[Try it]
Whenever the word "this" turns up in a line of the data below, copy that line.

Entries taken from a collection
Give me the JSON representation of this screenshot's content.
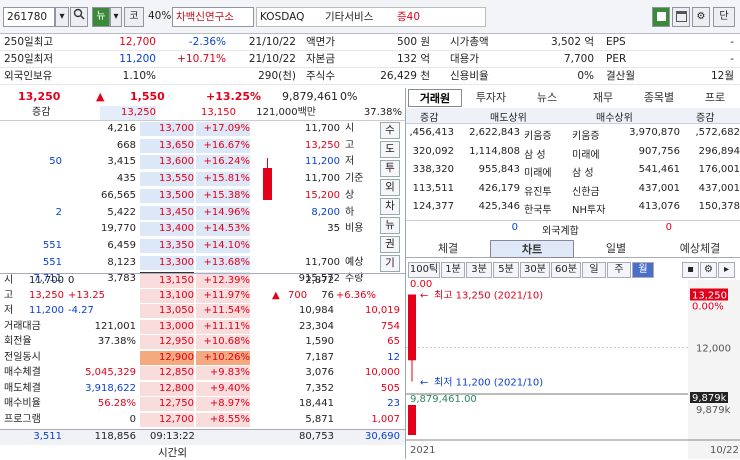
{
  "toolbar": {
    "code": "261780",
    "search_icon": "magnifier",
    "news_label": "뉴",
    "news_suffix": "-",
    "coin_label": "코",
    "ratio": "40%",
    "name": "차백신연구소",
    "market": "KOSDAQ",
    "sector": "기타서비스",
    "margin": "증40",
    "right_buttons": [
      "square-icon",
      "window-icon",
      "gear-icon",
      "단"
    ]
  },
  "info": {
    "rows": [
      {
        "l1": "250일최고",
        "v1": "12,700",
        "p1": "-2.36%",
        "d1": "21/10/22",
        "l2": "액면가",
        "v2": "500 원",
        "l3": "시가총액",
        "v3": "3,502 억",
        "l4": "EPS",
        "v4": "-"
      },
      {
        "l1": "250일최저",
        "v1": "11,200",
        "p1": "+10.71%",
        "d1": "21/10/22",
        "l2": "자본금",
        "v2": "132 억",
        "l3": "대용가",
        "v3": "7,700",
        "l4": "PER",
        "v4": "-"
      },
      {
        "l1": "외국인보유",
        "v1": "1.10%",
        "p1": "",
        "d1": "290(천)",
        "l2": "주식수",
        "v2": "26,429 천",
        "l3": "신용비율",
        "v3": "0%",
        "l4": "결산월",
        "v4": "12월"
      }
    ]
  },
  "quote": {
    "price": "13,250",
    "change": "1,550",
    "rate": "+13.25%",
    "volume": "9,879,461",
    "vol_unit": "0%",
    "sub_label": "증감",
    "sub_price1": "13,250",
    "sub_price2": "13,150",
    "sub_amount": "121,000백만",
    "sub_ratio": "37.38%"
  },
  "asks": [
    {
      "chg": "",
      "qty": "4,216",
      "price": "13,700",
      "pct": "+17.09%"
    },
    {
      "chg": "",
      "qty": "668",
      "price": "13,650",
      "pct": "+16.67%"
    },
    {
      "chg": "50",
      "qty": "3,415",
      "price": "13,600",
      "pct": "+16.24%"
    },
    {
      "chg": "",
      "qty": "435",
      "price": "13,550",
      "pct": "+15.81%"
    },
    {
      "chg": "",
      "qty": "66,565",
      "price": "13,500",
      "pct": "+15.38%"
    },
    {
      "chg": "2",
      "qty": "5,422",
      "price": "13,450",
      "pct": "+14.96%"
    },
    {
      "chg": "",
      "qty": "19,770",
      "price": "13,400",
      "pct": "+14.53%"
    },
    {
      "chg": "551",
      "qty": "6,459",
      "price": "13,350",
      "pct": "+14.10%"
    },
    {
      "chg": "551",
      "qty": "8,123",
      "price": "13,300",
      "pct": "+13.68%"
    },
    {
      "chg": "7,711",
      "qty": "3,783",
      "price": "13,250",
      "pct": "+13.25%"
    }
  ],
  "ask_info": [
    {
      "v": "11,700",
      "l": "시"
    },
    {
      "v": "13,250",
      "l": "고"
    },
    {
      "v": "11,200",
      "l": "저"
    },
    {
      "v": "11,700",
      "l": "기준"
    },
    {
      "v": "15,200",
      "l": "상"
    },
    {
      "v": "8,200",
      "l": "하"
    },
    {
      "v": "35",
      "l": "비용"
    },
    {
      "v": "",
      "l": ""
    },
    {
      "v": "11,700",
      "l": "예상"
    },
    {
      "v": "915,572",
      "l": "수량"
    }
  ],
  "expect": {
    "mark": "▲",
    "chg": "700",
    "pct": "+6.36%"
  },
  "side_tabs": [
    "수",
    "도",
    "투",
    "외",
    "차",
    "뉴",
    "권",
    "기"
  ],
  "bids": [
    {
      "price": "13,150",
      "pct": "+12.39%",
      "qty": "2,872",
      "chg": ""
    },
    {
      "price": "13,100",
      "pct": "+11.97%",
      "qty": "76",
      "chg": ""
    },
    {
      "price": "13,050",
      "pct": "+11.54%",
      "qty": "10,984",
      "chg": "10,019"
    },
    {
      "price": "13,000",
      "pct": "+11.11%",
      "qty": "23,304",
      "chg": "754"
    },
    {
      "price": "12,950",
      "pct": "+10.68%",
      "qty": "1,590",
      "chg": "65"
    },
    {
      "price": "12,900",
      "pct": "+10.26%",
      "qty": "7,187",
      "chg": "12"
    },
    {
      "price": "12,850",
      "pct": "+9.83%",
      "qty": "3,076",
      "chg": "10,000"
    },
    {
      "price": "12,800",
      "pct": "+9.40%",
      "qty": "7,352",
      "chg": "505"
    },
    {
      "price": "12,750",
      "pct": "+8.97%",
      "qty": "18,441",
      "chg": "23"
    },
    {
      "price": "12,700",
      "pct": "+8.55%",
      "qty": "5,871",
      "chg": "1,007"
    }
  ],
  "bid_info": [
    {
      "l": "시",
      "v": "11,700",
      "x": "0"
    },
    {
      "l": "고",
      "v": "13,250",
      "x": "+13.25"
    },
    {
      "l": "저",
      "v": "11,200",
      "x": "-4.27"
    },
    {
      "l": "거래대금",
      "v": "121,001",
      "x": ""
    },
    {
      "l": "회전율",
      "v": "37.38%",
      "x": ""
    },
    {
      "l": "전일동시",
      "v": "",
      "x": ""
    },
    {
      "l": "매수체결",
      "v": "5,045,329",
      "x": ""
    },
    {
      "l": "매도체결",
      "v": "3,918,622",
      "x": ""
    },
    {
      "l": "매수비율",
      "v": "56.28%",
      "x": ""
    },
    {
      "l": "프로그램",
      "v": "0",
      "x": ""
    }
  ],
  "footer": {
    "ask_total": "3,511",
    "ask_qty": "118,856",
    "time": "09:13:22",
    "time_label": "시간외",
    "bid_qty": "80,753",
    "bid_total": "30,690"
  },
  "right_tabs": [
    "거래원",
    "투자자",
    "뉴스",
    "재무",
    "종목별",
    "프로"
  ],
  "broker": {
    "sell_hdr": "매도상위",
    "buy_hdr": "매수상위",
    "chg_hdr": "증감",
    "rows": [
      {
        "a": ",456,413",
        "b": "2,622,843",
        "c": "키움증",
        "d": "키움증",
        "e": "3,970,870",
        "f": ",572,682"
      },
      {
        "a": "320,092",
        "b": "1,114,808",
        "c": "삼 성",
        "d": "미래에",
        "e": "907,756",
        "f": "296,894"
      },
      {
        "a": "338,320",
        "b": "955,843",
        "c": "미래에",
        "d": "삼 성",
        "e": "541,461",
        "f": "176,001"
      },
      {
        "a": "113,511",
        "b": "426,179",
        "c": "유진투",
        "d": "신한금",
        "e": "437,001",
        "f": "437,001"
      },
      {
        "a": "124,377",
        "b": "425,346",
        "c": "한국투",
        "d": "NH투자",
        "e": "413,076",
        "f": "150,378"
      }
    ],
    "foreign_label": "외국계합",
    "foreign_sell": "0",
    "foreign_buy": "0"
  },
  "chart_tabs": [
    "체결",
    "차트",
    "일별",
    "예상체결"
  ],
  "period_tabs": [
    "100틱",
    "1분",
    "3분",
    "5분",
    "30분",
    "60분",
    "일",
    "주",
    "월"
  ],
  "chart": {
    "ref": "0.00",
    "ref_pct": "0.00%",
    "high_label": "최고 13,250 (2021/10)",
    "low_label": "최저 11,200 (2021/10)",
    "vol_label": "9,879,461.00",
    "tag_price": "13,250",
    "tag_pct": "0.00%",
    "axis_12000": "12,000",
    "tag_vol": "9,879k",
    "axis_vol": "9,879k",
    "year": "2021",
    "date": "10/22"
  },
  "chart_data": {
    "type": "bar",
    "categories": [
      "2021/10"
    ],
    "open": [
      11700
    ],
    "high": [
      13250
    ],
    "low": [
      11200
    ],
    "close": [
      13250
    ],
    "volume": [
      9879461
    ]
  }
}
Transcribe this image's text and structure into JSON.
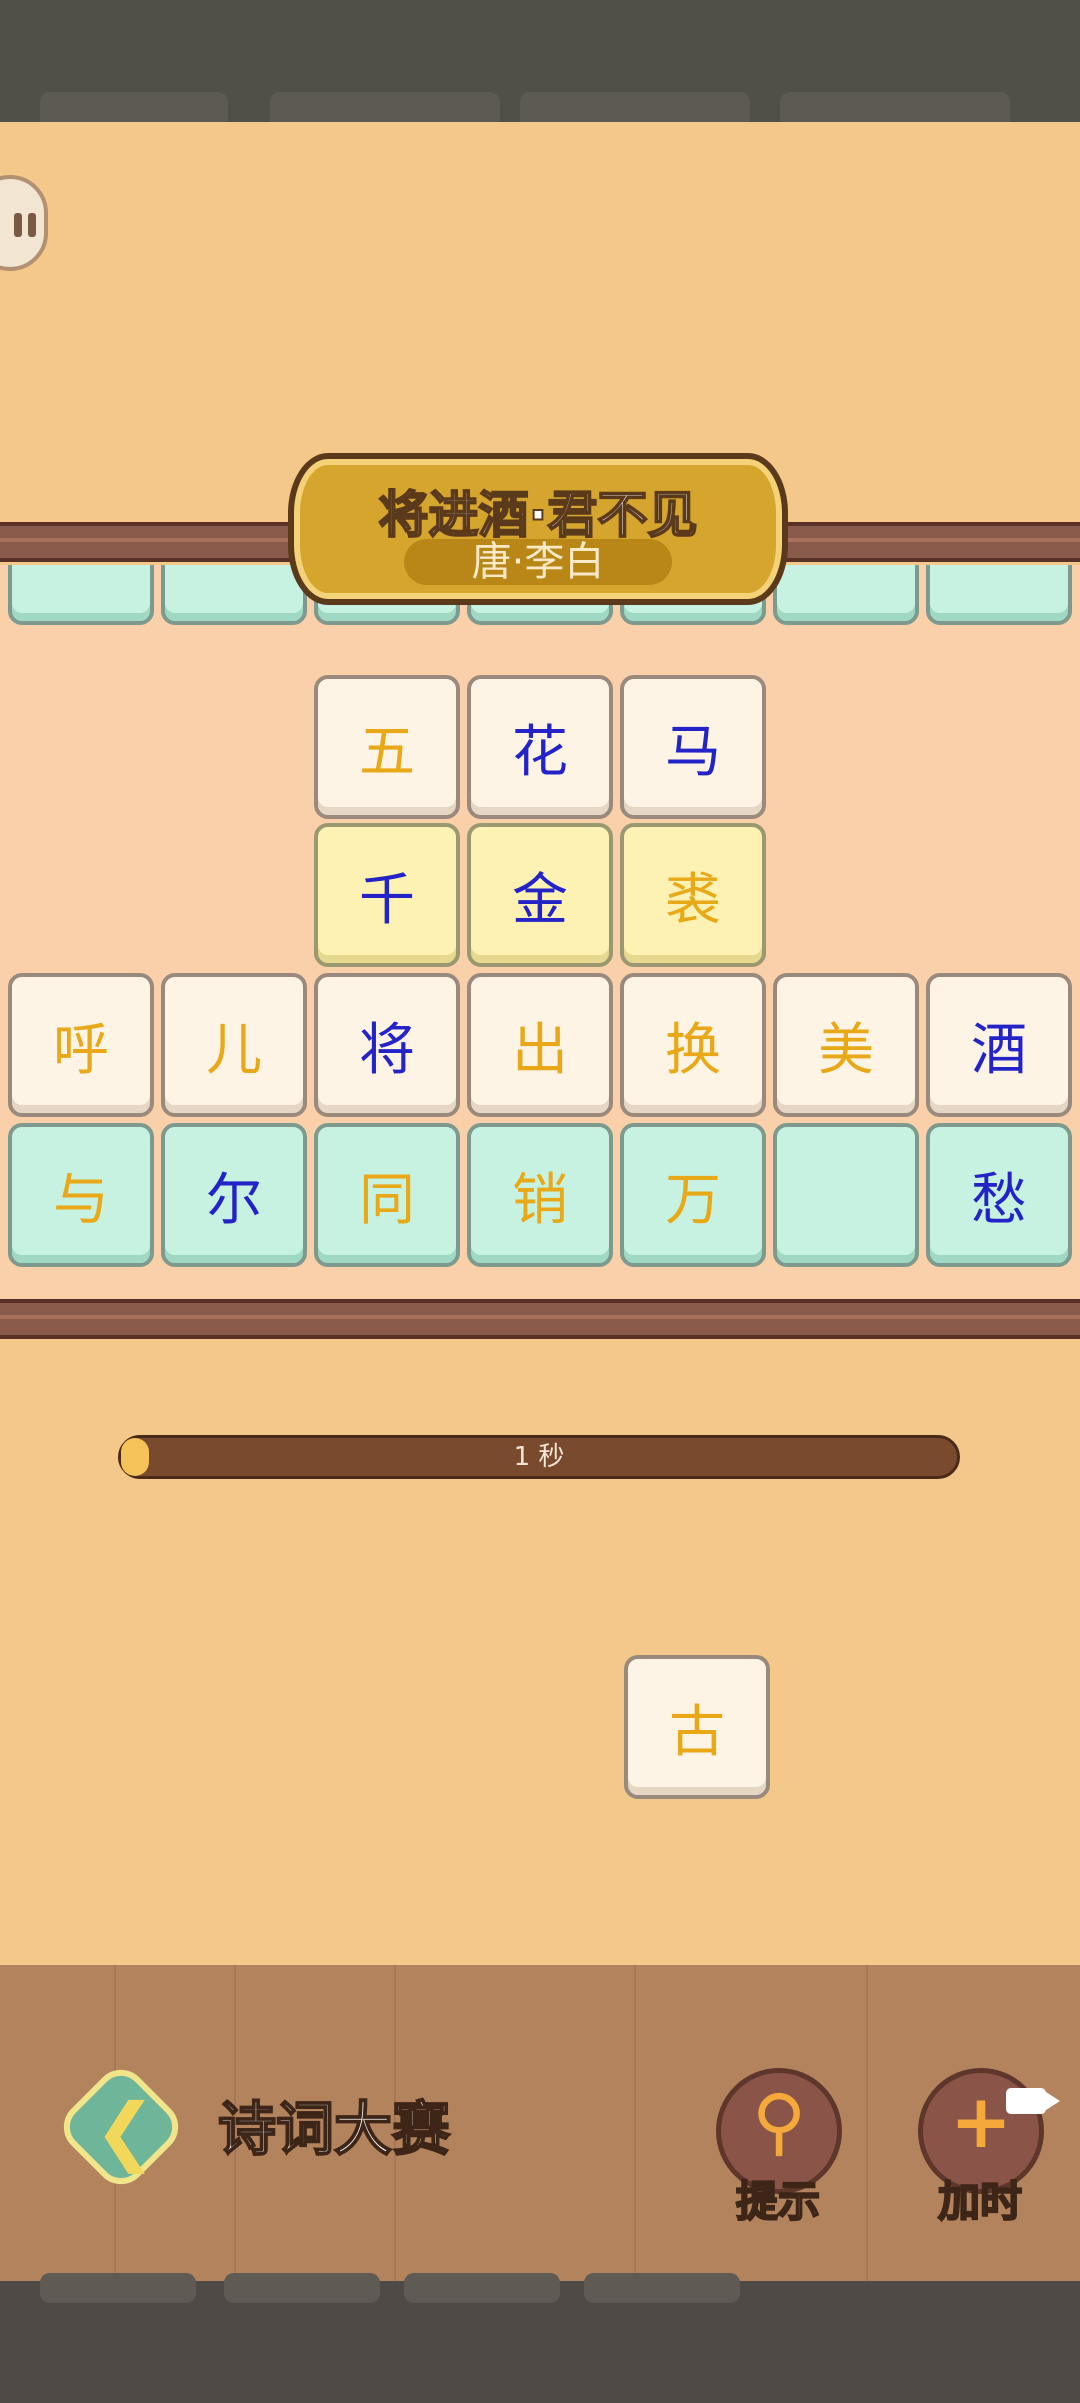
{
  "poem": {
    "title": "将进酒·君不见",
    "author": "唐·李白"
  },
  "board": {
    "rows": [
      {
        "tiles": [
          {
            "col": 2,
            "char": "五",
            "style": "cream",
            "color": "gold"
          },
          {
            "col": 3,
            "char": "花",
            "style": "cream",
            "color": "blue"
          },
          {
            "col": 4,
            "char": "马",
            "style": "cream",
            "color": "blue"
          }
        ]
      },
      {
        "tiles": [
          {
            "col": 2,
            "char": "千",
            "style": "yellow",
            "color": "blue"
          },
          {
            "col": 3,
            "char": "金",
            "style": "yellow",
            "color": "blue"
          },
          {
            "col": 4,
            "char": "裘",
            "style": "yellow",
            "color": "gold"
          }
        ]
      },
      {
        "tiles": [
          {
            "col": 0,
            "char": "呼",
            "style": "cream",
            "color": "gold"
          },
          {
            "col": 1,
            "char": "儿",
            "style": "cream",
            "color": "gold"
          },
          {
            "col": 2,
            "char": "将",
            "style": "cream",
            "color": "blue"
          },
          {
            "col": 3,
            "char": "出",
            "style": "cream",
            "color": "gold"
          },
          {
            "col": 4,
            "char": "换",
            "style": "cream",
            "color": "gold"
          },
          {
            "col": 5,
            "char": "美",
            "style": "cream",
            "color": "gold"
          },
          {
            "col": 6,
            "char": "酒",
            "style": "cream",
            "color": "blue"
          }
        ]
      },
      {
        "tiles": [
          {
            "col": 0,
            "char": "与",
            "style": "mint",
            "color": "gold"
          },
          {
            "col": 1,
            "char": "尔",
            "style": "mint",
            "color": "blue"
          },
          {
            "col": 2,
            "char": "同",
            "style": "mint",
            "color": "gold"
          },
          {
            "col": 3,
            "char": "销",
            "style": "mint",
            "color": "gold"
          },
          {
            "col": 4,
            "char": "万",
            "style": "mint",
            "color": "gold"
          },
          {
            "col": 5,
            "char": "",
            "style": "mint",
            "color": "gold"
          },
          {
            "col": 6,
            "char": "愁",
            "style": "mint",
            "color": "blue"
          }
        ]
      }
    ]
  },
  "timer": {
    "label": "1 秒",
    "progress": 0.02
  },
  "floating_tile": {
    "char": "古"
  },
  "bottom_bar": {
    "title": "诗词大赛",
    "hint_label": "提示",
    "add_time_label": "加时"
  },
  "colors": {
    "blue": "#2323c8",
    "gold": "#e8a817",
    "panel": "#f3c88a"
  },
  "icons": [
    "pause-icon",
    "back-arrow-icon",
    "magnifier-icon",
    "plus-icon",
    "video-icon"
  ]
}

[Problem solution]
Give me the JSON representation of this screenshot's content.
Transcribe this image's text and structure into JSON.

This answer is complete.